The final stanza returns us to the riddle, which asks “how many are going to St. Ives, among a man who had seven wives, each with seven sacks, each with seven cats, each with seven kittens?” The answer is one, for all else turn back.
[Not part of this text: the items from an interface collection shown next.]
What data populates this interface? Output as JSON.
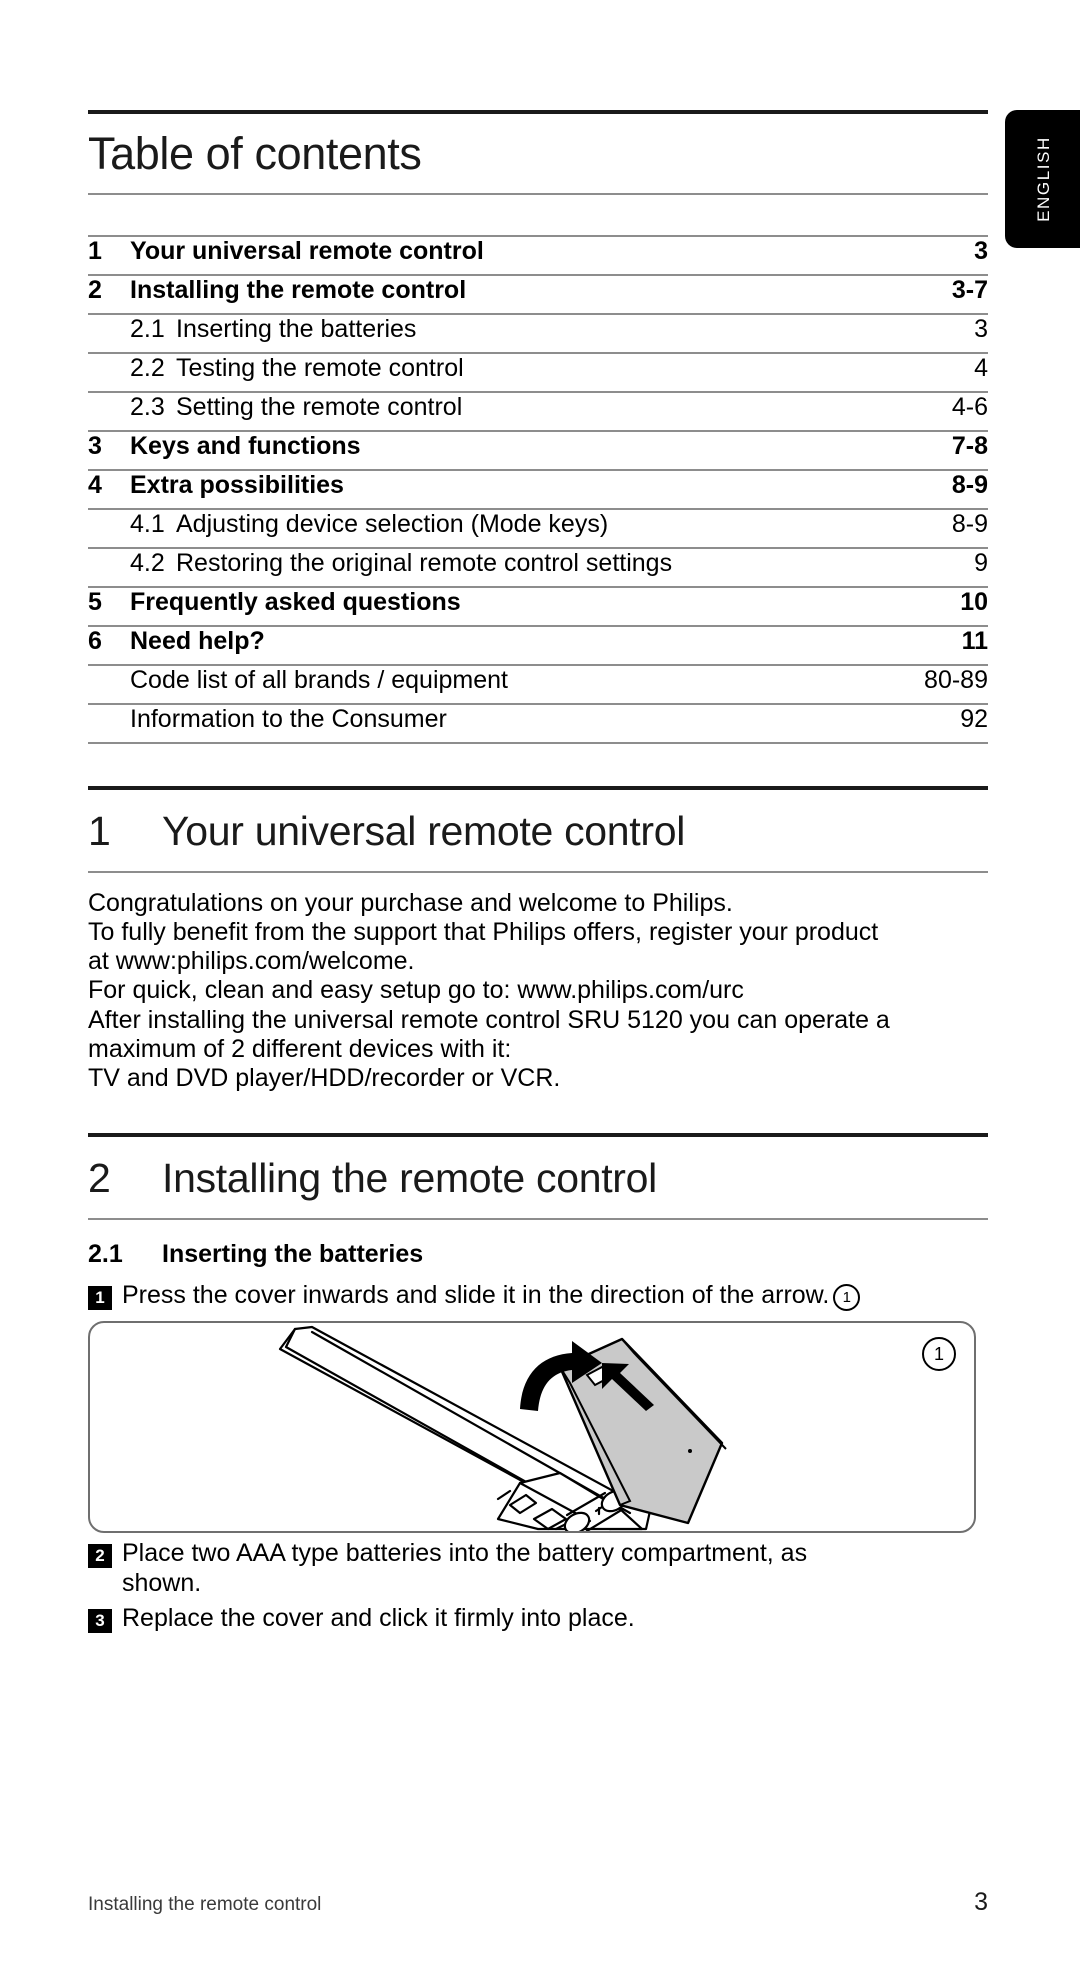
{
  "language_tab": {
    "label": "ENGLISH"
  },
  "toc": {
    "title": "Table of contents",
    "rows": [
      {
        "num": "1",
        "sub": "",
        "label": "Your universal remote control",
        "pages": "3",
        "level": 1
      },
      {
        "num": "2",
        "sub": "",
        "label": "Installing the remote control",
        "pages": "3-7",
        "level": 1
      },
      {
        "num": "",
        "sub": "2.1",
        "label": "Inserting the batteries",
        "pages": "3",
        "level": 2
      },
      {
        "num": "",
        "sub": "2.2",
        "label": "Testing the remote control",
        "pages": "4",
        "level": 2
      },
      {
        "num": "",
        "sub": "2.3",
        "label": "Setting the remote control",
        "pages": "4-6",
        "level": 2
      },
      {
        "num": "3",
        "sub": "",
        "label": "Keys and functions",
        "pages": "7-8",
        "level": 1
      },
      {
        "num": "4",
        "sub": "",
        "label": "Extra possibilities",
        "pages": "8-9",
        "level": 1
      },
      {
        "num": "",
        "sub": "4.1",
        "label": "Adjusting device selection (Mode keys)",
        "pages": "8-9",
        "level": 2
      },
      {
        "num": "",
        "sub": "4.2",
        "label": "Restoring the original remote control settings",
        "pages": "9",
        "level": 2
      },
      {
        "num": "5",
        "sub": "",
        "label": "Frequently asked questions",
        "pages": "10",
        "level": 1
      },
      {
        "num": "6",
        "sub": "",
        "label": "Need help?",
        "pages": "11",
        "level": 1
      },
      {
        "num": "",
        "sub": "",
        "label": "Code list of all brands / equipment",
        "pages": "80-89",
        "level": 0
      },
      {
        "num": "",
        "sub": "",
        "label": "Information to the Consumer",
        "pages": "92",
        "level": 0
      }
    ]
  },
  "section1": {
    "number": "1",
    "title": "Your universal remote control",
    "lines": [
      "Congratulations on your purchase and welcome to Philips.",
      "To fully benefit from the support that Philips offers, register your product",
      "at www:philips.com/welcome.",
      "For quick, clean and easy setup go to: www.philips.com/urc",
      "After installing the universal remote control SRU 5120 you can operate a",
      "maximum of 2 different devices with it:",
      "TV and DVD player/HDD/recorder or VCR."
    ]
  },
  "section2": {
    "number": "2",
    "title": "Installing the remote control",
    "subsection": {
      "number": "2.1",
      "title": "Inserting the batteries"
    },
    "steps": [
      {
        "badge": "1",
        "lines": [
          "Press the cover inwards and slide it in the direction of the arrow."
        ],
        "trailing_circle": "1"
      },
      {
        "badge": "2",
        "lines": [
          "Place two AAA type batteries into the battery compartment, as",
          "shown."
        ],
        "trailing_circle": ""
      },
      {
        "badge": "3",
        "lines": [
          "Replace the cover and click it firmly into place."
        ],
        "trailing_circle": ""
      }
    ],
    "illustration": {
      "marker": "1",
      "caption": "remote-control-battery-cover-diagram"
    }
  },
  "footer": {
    "left": "Installing the remote control",
    "page_number": "3"
  }
}
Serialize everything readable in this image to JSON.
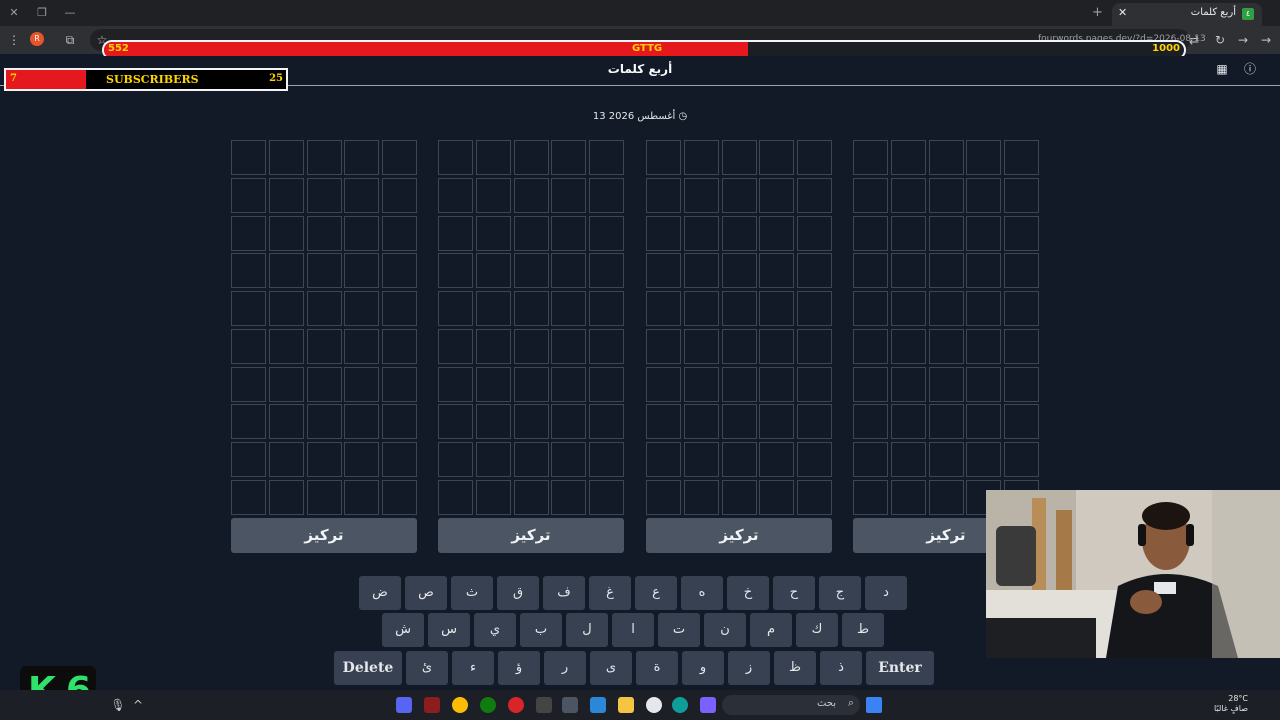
{
  "browser": {
    "tab_title": "أربع كلمات",
    "url": "fourwords.pages.dev/?d=2026-08-13",
    "profile_initial": "R"
  },
  "stream_bar": {
    "left_value": "552",
    "center_label": "GTTG",
    "right_value": "1000",
    "progress": 0.552
  },
  "subscribers": {
    "current": "7",
    "label": "SUBSCRIBERS",
    "goal": "25"
  },
  "app": {
    "title": "أربع كلمات",
    "date": "13 أغسطس 2026"
  },
  "boards": [
    {
      "button": "تركيز"
    },
    {
      "button": "تركيز"
    },
    {
      "button": "تركيز"
    },
    {
      "button": "تركيز"
    }
  ],
  "keyboard": {
    "row1": [
      "ض",
      "ص",
      "ث",
      "ق",
      "ف",
      "غ",
      "ع",
      "ه",
      "خ",
      "ح",
      "ج",
      "د"
    ],
    "row2": [
      "ش",
      "س",
      "ي",
      "ب",
      "ل",
      "ا",
      "ت",
      "ن",
      "م",
      "ك",
      "ط"
    ],
    "row3": [
      "Delete",
      "ئ",
      "ء",
      "ؤ",
      "ر",
      "ى",
      "ة",
      "و",
      "ز",
      "ظ",
      "ذ",
      "Enter"
    ]
  },
  "overlay": {
    "logo_left": "K",
    "logo_right": "6"
  },
  "taskbar": {
    "search_text": "بحث",
    "temperature": "28°C",
    "weather_text": "صافٍ غالبًا"
  },
  "colors": {
    "background": "#121927",
    "stream_fill": "#e5181e",
    "stream_text": "#ffd400",
    "key": "#374151",
    "focus_button": "#4b5563"
  }
}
Now, Hoffman says this Sunday wife is “the one” (“whose love moves all he’s done.”)  She is, as Lewis Turco says, the single wife representing all women to her husband.  So if we ask what is turned back from the man going to St. Ives, (and how many travel on,) the man answers, “what can he leave but speaks thereon?”  In other words he can leave nothing of this mystery, it always travels with him, and moves everything he does.  And with that, he bids us goodbye, we who speak too much.

One last thought: All this smorgasbord, this mad loving, may be indebted to the influence of the Little Richard song, as quoted here, Tutti Frutti.

Cesar Vallejo’s The Black Riders


The Black Riders
by Cesar Vallejo
(translated by Robert Bly)

There are blows in life so violent—I can’t answer!
Blows as if from the hatred of God; as if before them,
the deep waters of everything lived through
were backed up in the soul . . . I can’t answer!

Not many; but they exist . . . They open dark ravines
in the most ferocious face and in the most bull-like back.
Perhaps they are the horses of that heathen Atilla,
or the black riders sent to us by Death.

They are the slips backward made by the Christs of the soul,
away from some holy faith that is sneered at by Events.
These blows that are bloody are the crackling sounds
from some bread that burns at the oven door.

And man . . . poor man! . . . poor man!
He swings his eyes, as
when a man behind us calls us by clapping his hands;
Swings his crazy eyes, and everything alive
is backed up, like a pool of guilt, in that glance.

There are blows in life so violent . . . I can’t answer!

Gerard Manley Hopkins’ – The Windhover


Randall Jarrell once said, “A good poet is someone who manages, in a lifetime of standing out in thunderstorms, to be struck by lightning five or six times; a dozen or two dozen times and he is great.” Gerard Manley Hopkins’, who was both exacting and inspired, counted his poem “The Windhover” as his greatest work, and many readers agree.  He was surely struck rapt by lightning the morning he marveled at this hovering windhover, which, flying in place, are considered a symbol of Christ crucified.  Read carefully one finds that it has fewer violations of grammar than it may seem initially, because while every moment the language seems to flow and rush in transcendent association, the verbal sense is still maintained smoothly, even while the description performs its wild maneuvers. It reminds me that fire that is the most beautiful thing.